[WHAT THE TASK ASKS]
The result should be every line that contains the word "amount", taken from the material.

[RECORDS FOR PROCESSING]
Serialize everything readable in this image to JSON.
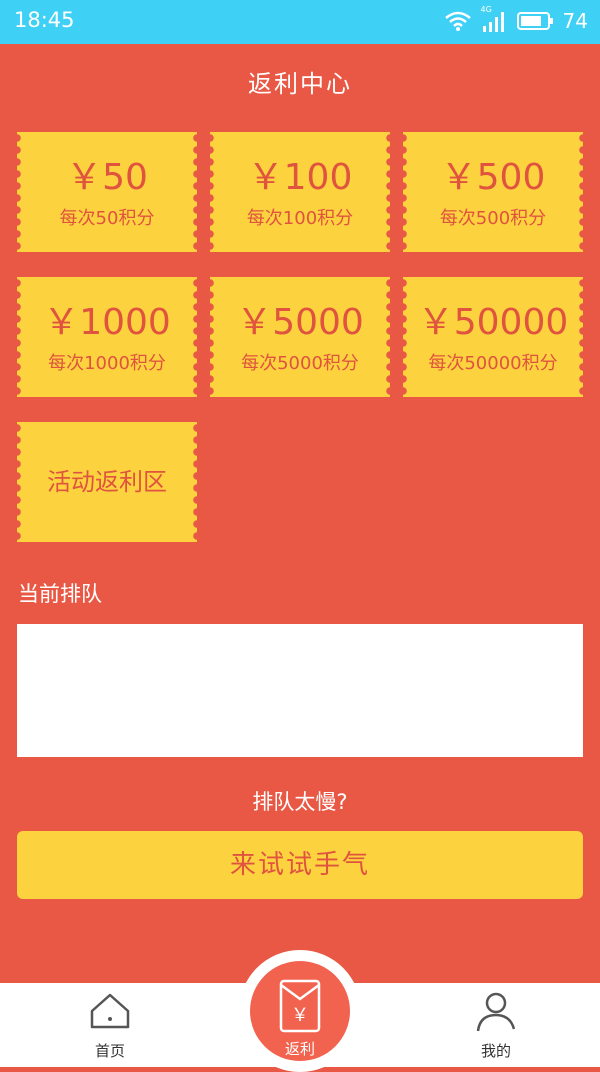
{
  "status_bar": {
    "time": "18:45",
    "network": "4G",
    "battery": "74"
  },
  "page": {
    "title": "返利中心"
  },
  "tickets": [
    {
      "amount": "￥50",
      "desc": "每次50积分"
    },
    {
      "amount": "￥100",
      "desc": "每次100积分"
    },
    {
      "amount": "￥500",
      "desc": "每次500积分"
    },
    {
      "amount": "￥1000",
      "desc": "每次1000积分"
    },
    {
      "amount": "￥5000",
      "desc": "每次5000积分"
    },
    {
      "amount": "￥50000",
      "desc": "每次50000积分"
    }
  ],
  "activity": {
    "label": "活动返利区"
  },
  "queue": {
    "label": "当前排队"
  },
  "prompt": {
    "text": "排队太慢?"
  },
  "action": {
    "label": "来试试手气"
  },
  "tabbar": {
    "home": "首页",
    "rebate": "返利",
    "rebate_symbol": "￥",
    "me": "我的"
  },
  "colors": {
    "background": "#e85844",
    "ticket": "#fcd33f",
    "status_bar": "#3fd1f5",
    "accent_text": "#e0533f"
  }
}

[SOLUTION TO THE EXERCISE]
      "amount": "￥50",
      "amount": "￥100",
      "amount": "￥500",
      "amount": "￥1000",
      "amount": "￥5000",
      "amount": "￥50000",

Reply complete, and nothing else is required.